System Center Virtual Machine Manager is being developed in parallel with the Windows Server Virtualization hypervisor, and will provide the interface for controlling the hypervisor, Gates said during his keynote. "That's being developed in parallel to this (to make) it simple to define policies about resources and performance and things like that and let you control a lot of these all at once," he said. "That piece is a necessary element that people sometimes miss when they think about how we're going to get this to all come together."
The Virtual Machine Manager will give Windows users the capability to manage their virtualization environments, no matter if they're running the current Virtual Server 2005 product, or if they're running the new Windows Server Virtualization hypervisor layer.
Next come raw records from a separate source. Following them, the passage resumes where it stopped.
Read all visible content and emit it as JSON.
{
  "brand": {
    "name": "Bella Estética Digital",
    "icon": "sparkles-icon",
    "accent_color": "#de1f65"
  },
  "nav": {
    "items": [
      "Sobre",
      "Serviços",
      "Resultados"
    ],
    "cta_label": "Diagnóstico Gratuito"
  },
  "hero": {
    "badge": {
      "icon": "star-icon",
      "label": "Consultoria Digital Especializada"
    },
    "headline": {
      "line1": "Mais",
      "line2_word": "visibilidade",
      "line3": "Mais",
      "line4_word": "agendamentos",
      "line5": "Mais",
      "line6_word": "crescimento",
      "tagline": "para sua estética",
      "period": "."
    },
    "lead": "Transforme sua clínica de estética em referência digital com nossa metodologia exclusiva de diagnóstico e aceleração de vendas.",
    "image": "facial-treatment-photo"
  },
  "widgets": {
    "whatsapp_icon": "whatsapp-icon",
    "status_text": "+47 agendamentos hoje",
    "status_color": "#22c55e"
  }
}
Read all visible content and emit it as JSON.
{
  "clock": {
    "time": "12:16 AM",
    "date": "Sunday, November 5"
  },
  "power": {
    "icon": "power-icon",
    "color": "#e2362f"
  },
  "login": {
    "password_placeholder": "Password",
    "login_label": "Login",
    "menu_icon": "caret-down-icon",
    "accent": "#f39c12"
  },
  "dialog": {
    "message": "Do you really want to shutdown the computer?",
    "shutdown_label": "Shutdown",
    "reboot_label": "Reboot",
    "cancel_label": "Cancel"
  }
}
Both forms of virtualization will be supported with Virtual Machine Manager, although the hypervisor will provide more capabilities than its older brethren.
Microsoft will also make efforts to help users migrate their Virtual Server virtual machine environments over to the new hypervisor environment in Longhorn. "As people make investments today in Virtual Server, and then migrate those to the hypervisor, they can maintain a common management interface" using the Virtual Machine Manager, says Bill Shelton, a group product manager for the Windows enterprise management division. "It's not a this or that. You can have them both running."
Softricity for App Virtualization
Another piece of Microsoft's virtualization strategy came into view when it announced its intent to acquire Softricity, a Massachusetts developer of virtualization software that can significantly reduce the overhead of provisioning new applications, loading them onto desktops, performing regression testing, and maintaining those applications over time.
Softricity's flagship product, called SoftGrid, has some similarities with Citrix and Microsoft's remote desktop protocol (RDP) in that each of the products stream desktop apps from a centralized server to a client or dozens of clients. SoftGrid differs because, when the user requests the application from their desktop, that application is streamed over the network to the client, where it executes in a virtualized space SoftGrid carves out on the desktop. The advantage is a barrier between applications and operating system images that helps avoid "DLL Hell" when applications conflict.
It's not exactly clear how Microsoft will put SoftGrid to use, but there are a number of possibilities, including integration with Windows Terminal Services, the System Center Virtual Machine Manager, and even Windows Live services. Negotiations are ongoing between the two companies.
In related news, Microsoft announced Virtual Server 2005 Release 2 Service Pack 1. This release will take advantage of new virtualization capabilities that Intel and AMD are building into their processors, and which should be available next year, as well as Microsoft Volume Shadow Services. Microsoft expects Virtual Server R2 SP1 to ship in final form in the first quarter of 2007.